Dr. Rochelle Walensky, head of the Centers for Disease Control and Prevention, said Monday that the public health agency is reviewing its recommendation to schools that students and staff must stay 6-feet apart inside classrooms if viral transmission is high in their local community.
Walensky said the agency is looking at a recent study that suggested in-person instruction might be just as safe if children stay 3-feet apart so long as there is strict compliance with wearing masks.
Any change in CDC guidance would likely have big implications for in-person instruction this fall. The CDC's insistence on 6-feet of spacing in COVID hotspots has encouraged many U.S. school districts -- dealing with crowded hallways and classrooms -- to stick with virtual or hybrid learning so long as case numbers remain high.
But critics of the guidelines, including many parents, say the recommendations are too strict and will unnecessarily keep kids at home. At the time the CDC released its school guidance last month, more than 90% of schools were in communities with high transmission, although that number has been steadily declining.
"As soon as we put out our guidance, among the biggest challenges that we were aware of was the fact that schools were having a hard time with the 6-foot guidance," Walensky said. "And that, of course, prompted more studies to say, 'Is 6-feet necessary in the context of mask wearing?'"
Researchers have long maintained that respiratory viruses generally transmit via large droplets when people are standing within 6-feet of each other. Walensky said the 6-feet rule comes from what research on other similar viruses and that less is known about 3-feet of distancing.
One study, published last week in the journal Clinical Infectious Diseases, looked at 242 school districts in Massachusetts last fall that imposed mandates of either 6-feet or 3-feet of distancing. The study found that with universal mask wearing there was no detectable difference in COVID-19 infection rates among student and staff.
While the infection rates in the Massachusetts study were similar, the authors did not look at whether new cases were transmitted in school or whether they were obtained outside of school. Also, most schools that the researchers studied did not test for asymptomatic spread -- a critical component to curbing infection rates.
For now, she said, the CDC is looking at all data carefully. She did not say when the CDC might revise its guidelines for schools, if at all.
"The question actually prompted more studies to be done," Walensky told reporters at a White House press briefing when asked by ABC News about the latest study.
"So we'll have more forthcoming. We're taking all of those data carefully and revisiting our guidances in that context," she added.
The question though of 6-feet versus 3-feet is an urgent one for many parents and school districts looking ahead to fall.
Case numbers have declined dramatically in recent weeks, but the U.S. is still finding some 52,500 COVID-19 cases per day on average.

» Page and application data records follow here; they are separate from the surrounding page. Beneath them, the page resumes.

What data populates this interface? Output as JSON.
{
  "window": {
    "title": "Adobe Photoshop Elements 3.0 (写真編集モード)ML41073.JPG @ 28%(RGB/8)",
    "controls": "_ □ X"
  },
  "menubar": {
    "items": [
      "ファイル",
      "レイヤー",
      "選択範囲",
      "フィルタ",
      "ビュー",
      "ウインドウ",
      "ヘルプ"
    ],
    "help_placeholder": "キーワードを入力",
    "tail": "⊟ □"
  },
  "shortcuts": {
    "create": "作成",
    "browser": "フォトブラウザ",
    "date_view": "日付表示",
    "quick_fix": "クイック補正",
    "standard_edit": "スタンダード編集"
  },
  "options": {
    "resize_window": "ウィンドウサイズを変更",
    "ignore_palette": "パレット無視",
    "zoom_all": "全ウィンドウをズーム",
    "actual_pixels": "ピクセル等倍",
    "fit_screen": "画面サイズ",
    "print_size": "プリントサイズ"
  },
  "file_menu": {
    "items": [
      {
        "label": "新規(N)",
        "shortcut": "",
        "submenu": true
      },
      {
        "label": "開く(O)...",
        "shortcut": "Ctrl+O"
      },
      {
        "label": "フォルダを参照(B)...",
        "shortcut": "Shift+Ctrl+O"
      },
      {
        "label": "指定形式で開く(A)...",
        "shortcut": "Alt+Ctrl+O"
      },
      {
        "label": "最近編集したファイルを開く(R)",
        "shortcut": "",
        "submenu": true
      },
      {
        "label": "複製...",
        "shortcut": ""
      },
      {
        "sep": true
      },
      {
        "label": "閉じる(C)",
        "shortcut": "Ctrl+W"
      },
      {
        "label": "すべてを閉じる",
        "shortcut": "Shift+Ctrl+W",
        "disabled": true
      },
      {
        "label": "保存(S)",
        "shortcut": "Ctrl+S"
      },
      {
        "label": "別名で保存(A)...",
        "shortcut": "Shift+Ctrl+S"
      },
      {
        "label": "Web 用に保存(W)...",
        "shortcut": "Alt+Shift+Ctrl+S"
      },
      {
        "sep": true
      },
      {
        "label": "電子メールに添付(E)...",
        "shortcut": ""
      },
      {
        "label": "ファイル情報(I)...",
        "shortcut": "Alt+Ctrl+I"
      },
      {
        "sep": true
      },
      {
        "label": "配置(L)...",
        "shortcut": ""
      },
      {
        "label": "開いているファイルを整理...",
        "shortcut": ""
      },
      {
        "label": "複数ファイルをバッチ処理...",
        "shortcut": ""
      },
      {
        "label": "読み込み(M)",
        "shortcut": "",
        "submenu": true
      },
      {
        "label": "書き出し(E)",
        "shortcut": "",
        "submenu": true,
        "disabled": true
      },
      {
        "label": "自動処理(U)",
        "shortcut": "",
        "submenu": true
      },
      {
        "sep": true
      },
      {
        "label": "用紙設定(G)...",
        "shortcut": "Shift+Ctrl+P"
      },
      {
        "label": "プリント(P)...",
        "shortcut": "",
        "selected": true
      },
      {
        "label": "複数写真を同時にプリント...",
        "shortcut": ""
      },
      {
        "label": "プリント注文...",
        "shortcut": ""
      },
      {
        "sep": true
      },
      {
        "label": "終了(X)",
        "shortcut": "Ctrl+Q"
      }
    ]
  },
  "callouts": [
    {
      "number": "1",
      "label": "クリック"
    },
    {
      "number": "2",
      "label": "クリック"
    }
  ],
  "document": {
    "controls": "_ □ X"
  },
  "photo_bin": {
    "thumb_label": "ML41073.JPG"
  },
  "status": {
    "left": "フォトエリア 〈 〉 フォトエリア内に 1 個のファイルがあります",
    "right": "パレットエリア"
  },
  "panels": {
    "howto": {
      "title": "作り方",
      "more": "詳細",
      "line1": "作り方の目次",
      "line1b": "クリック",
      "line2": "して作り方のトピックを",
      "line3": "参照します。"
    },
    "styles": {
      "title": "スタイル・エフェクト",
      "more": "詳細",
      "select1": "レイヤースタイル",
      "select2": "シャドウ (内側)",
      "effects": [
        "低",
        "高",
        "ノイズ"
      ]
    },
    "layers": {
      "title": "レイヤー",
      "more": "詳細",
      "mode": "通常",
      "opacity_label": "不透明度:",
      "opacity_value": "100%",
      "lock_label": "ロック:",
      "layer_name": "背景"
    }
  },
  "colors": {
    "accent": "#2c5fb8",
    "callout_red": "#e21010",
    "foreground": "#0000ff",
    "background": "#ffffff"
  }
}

And while health officials hope the vaccine rollout will be able to reduce those numbers, there are concerns that new mutations of the virus -- which form in areas where viral transmission is widespread -- could impact the effectiveness of the vaccine.
Also, if too many people refuse to get the vaccine and won't follow other distancing protocols, COVID-19 case levels could remain stubbornly high through fall.
Asked about the Massachusetts school study, Dr. Anthony Fauci told CNN's "State of the Union" on Sunday that the CDC is "well aware that data are accumulating" in favor of reducing the distance guidelines in schools to 3-feet. He said the CDC is doing its own research to have a complete picture of the data before changing its guidelines.
"What the CDC wants to do is accumulate data, and when data shows that there is ability to be three feet, they will act accordingly," said Fauci, the nation's top infectious disease expert.
"It's going to be soon ... It won't be very long, I promise you," he later added.
Dr. Joe Allen, director of the Healthy Buildings Program at the Harvard T.H. Chan School of Public Health, said he supports the idea of 3-feet of distance among students and 6-feet among staff.
"The rationale, I think is very straightforward and defensible,” said Allen. Kids are different from adults because "they transmit less, they're less likely to get infected and certainly if they get it, they're much less at-risk for dying."
Dr. Ashish Jha, dean of the Brown University School of Public Health, has also spoken out about implementing other control measures over 6-feet of distancing.
In a Senate hearing last week, Jha said schools should focus on masking, ventilation, testing and prioritizing teachers for vaccines.
"I did not mention three feet versus six feet. I did not mention deep cleaning of surfaces," Jha said. "I think there's a lot that's gotten us distracted. I think if we focus on these things, we can keep teachers safe, we can keep kids safe, and we can open schools -- and we have the ability to do all of this now, not six months or a year from now."
Dr. Tarun Jain contributed to this report. He is a resident physician in internal medicine and pediatrics and a member of the ABC News Medical Unit.